I joined the American Bakers Staff six months ago, after a lifetime of baking cookies (usually slice-and-bake) and three seasons of Great British Baking show in my pocket. While I’d like to believe I was an expert, in reality, my baking manufacturing knowledge and skills were limited.
As part of getting to know the educational programs ABA offers, I eagerly signed up for ABA's Entry-Level Training (ELT). ELT teaches the fundamentals of cookie and cracker baking. The online course is geared toward new hires or department transfers, providing basic information all cookie and cracker personnel must know to work in a plant operations environment.
You Don't Need to be a Baker
Not only can new/transferred bakery employees benefit from ELT, so can individuals who work with bakeries, such as Will Giambalvo, Senior Vice President at Arthur J. Gallagher & Co. who also completed the course. I sat down with Will to learn about how he found real value taking Entry-Level Training.
While Will is an allied member who does not work in a baking facility, he “would really recommend it to anyone that’s in a baking operation, to really get them up to speed if they’ve never been in an operation before.” He further emphasized the universal importance of the course, “I think anyone who’s really involved with the baking industry should at least take entry level training.”
Helpful Tips Along the Way

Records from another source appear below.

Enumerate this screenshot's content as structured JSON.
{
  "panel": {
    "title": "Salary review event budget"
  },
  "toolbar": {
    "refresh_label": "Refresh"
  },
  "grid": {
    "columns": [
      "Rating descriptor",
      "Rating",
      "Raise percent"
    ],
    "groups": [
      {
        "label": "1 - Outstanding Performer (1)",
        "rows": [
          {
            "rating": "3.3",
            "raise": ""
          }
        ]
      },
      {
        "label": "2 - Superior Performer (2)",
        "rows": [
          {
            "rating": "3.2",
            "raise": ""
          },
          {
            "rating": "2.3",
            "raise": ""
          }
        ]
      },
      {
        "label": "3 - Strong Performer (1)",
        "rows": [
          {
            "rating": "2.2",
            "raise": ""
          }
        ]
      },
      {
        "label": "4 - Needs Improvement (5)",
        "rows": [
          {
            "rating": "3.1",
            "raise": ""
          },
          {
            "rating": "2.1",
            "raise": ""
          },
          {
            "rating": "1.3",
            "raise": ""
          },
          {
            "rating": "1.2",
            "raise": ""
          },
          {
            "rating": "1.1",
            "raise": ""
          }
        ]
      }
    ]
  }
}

The four lessons ingredients, mixing, forming, and baking are offered in both English and Spanish. Which brings me to the starting line of my career in baking. Luckily, I had some helpful tips from both Will and Katie Juhl, ABA’s Director of Marketing & Communications. Katie, like many students who take this course (and Will and I), had no baking manufacturing experience. She wisely advised me to diligently take notes and take advantage of the program’s features, such as the check-in quizzes that test your knowledge throughout the module and the index of baking terms.
"I thought I could just listen and take the quizzes throughout the program before taking the final test," said Katie. "It turns out, I had to take the final ingredients test 6 times because I didn't take notes. I know better for the next section and am glad others have learned from my shortcomings."
Diving into the ingredients lesson, I make sure to take thorough notes (thanks to Katie), pay attention to the photos, and watch the videos that visually demonstrate the baking process.
At the end of the ingredients lesson, I took the multiple-choice test, and—thanks to the interactive exercises, photos, videos, glossary, and my notes—passed with flying colors (100%). Students must pass the final test of each lesson with 100% to successfully complete the course. I learned so much about different types of ingredients, their function, proper storage, and the consequences of adding too much or too little of certain components. In my humble opinion, any bakery would benefit from making this a part of the onboarding process for new employees.
Up Next: Mixing
Students must complete the course within 6 weeks, so I am looking forward to completing my next lesson soon: mixing.
“If you’re not taking this and you’re involved in the baking industry, you’re missing out.”—Will Giambalvo